Cero Mackerel: Cero mackerel can be caught in our ocean waters in the same areas you catch king and Spanish mackerel. I know nothing about these fish other than they look a lot like a Spanish mackerel in pictures. Bill Hall, one of the best fishermen in the state, assured me I would be able to tell the difference if I ever catch one. The spots on the cero are arranged in lines, not scattered like a Spanish. Also, the spots themselves are elongated into short lines, not round like those of a Spanish. They can be caught the same way you catch Spanish mackerel

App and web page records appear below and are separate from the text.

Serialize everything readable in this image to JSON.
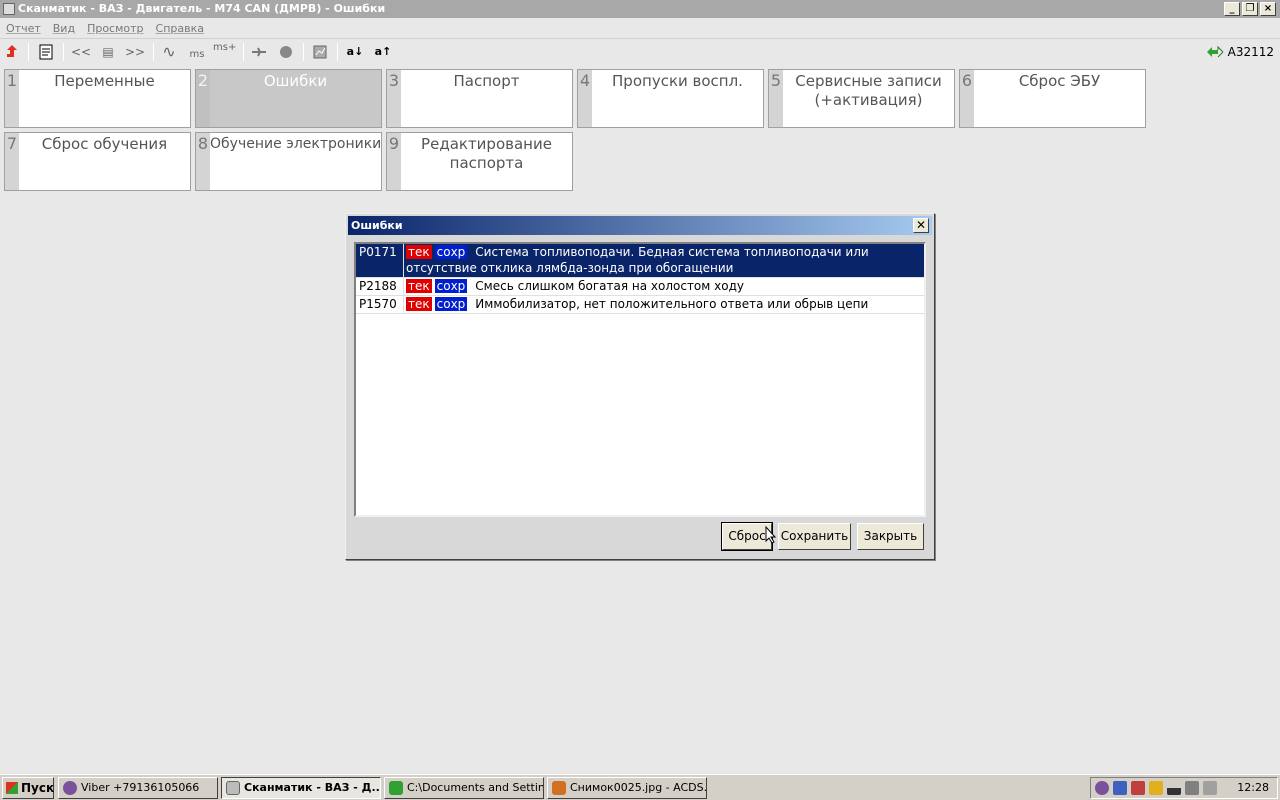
{
  "window": {
    "title": "Сканматик - ВАЗ - Двигатель - M74 CAN (ДМРВ) - Ошибки"
  },
  "menu": [
    "Отчет",
    "Вид",
    "Просмотр",
    "Справка"
  ],
  "toolbar": {
    "prev_label": "<<",
    "list_label": "▤",
    "next_label": ">>",
    "wave_label": "∿",
    "ms_label": "ms",
    "msplus_label": "ms+",
    "font_dec_label": "a↓",
    "font_inc_label": "a↑",
    "device_label": "A32112"
  },
  "tiles": [
    {
      "num": "1",
      "label": "Переменные"
    },
    {
      "num": "2",
      "label": "Ошибки"
    },
    {
      "num": "3",
      "label": "Паспорт"
    },
    {
      "num": "4",
      "label": "Пропуски воспл."
    },
    {
      "num": "5",
      "label": "Сервисные записи (+активация)"
    },
    {
      "num": "6",
      "label": "Сброс ЭБУ"
    },
    {
      "num": "7",
      "label": "Сброс обучения"
    },
    {
      "num": "8",
      "label": "Обучение электроники"
    },
    {
      "num": "9",
      "label": "Редактирование паспорта"
    }
  ],
  "dialog": {
    "title": "Ошибки",
    "close_label": "✕",
    "errors": [
      {
        "code": "P0171",
        "current": "тек",
        "saved": "сохр",
        "text": "Система топливоподачи. Бедная система топливоподачи или отсутствие отклика лямбда-зонда при обогащении"
      },
      {
        "code": "P2188",
        "current": "тек",
        "saved": "сохр",
        "text": "Смесь слишком богатая на холостом ходу"
      },
      {
        "code": "P1570",
        "current": "тек",
        "saved": "сохр",
        "text": "Иммобилизатор, нет положительного ответа или обрыв цепи"
      }
    ],
    "buttons": {
      "reset": "Сброс",
      "save": "Сохранить",
      "close": "Закрыть"
    }
  },
  "taskbar": {
    "start": "Пуск",
    "tasks": [
      "Viber +79136105066",
      "Сканматик - ВАЗ - Д...",
      "C:\\Documents and Settin...",
      "Снимок0025.jpg - ACDS..."
    ],
    "clock": "12:28"
  }
}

This leads us to a more common identification problem. Spanish mackerel have spots but so do immature king mackerel. We need to be able to tell them apart to know whether we just caught a citation Spanish or a small king. We also need to be able to tell them apart so we can obey the fishing regulations for each species. When I’ve caught both, around the same size, there is no problem telling which is the Spanish. It is much brighter. Even after they have faded in the cooler, the Spanish is still much brighter. The lateral line is also supposed to be an indicator. It takes a steep plunge in the king under the 2nd dorsal fin. This hasn’t worked well for me. What has, is the front part of the 1st dorsal fin of a Spanish has a black area that is missing on a king.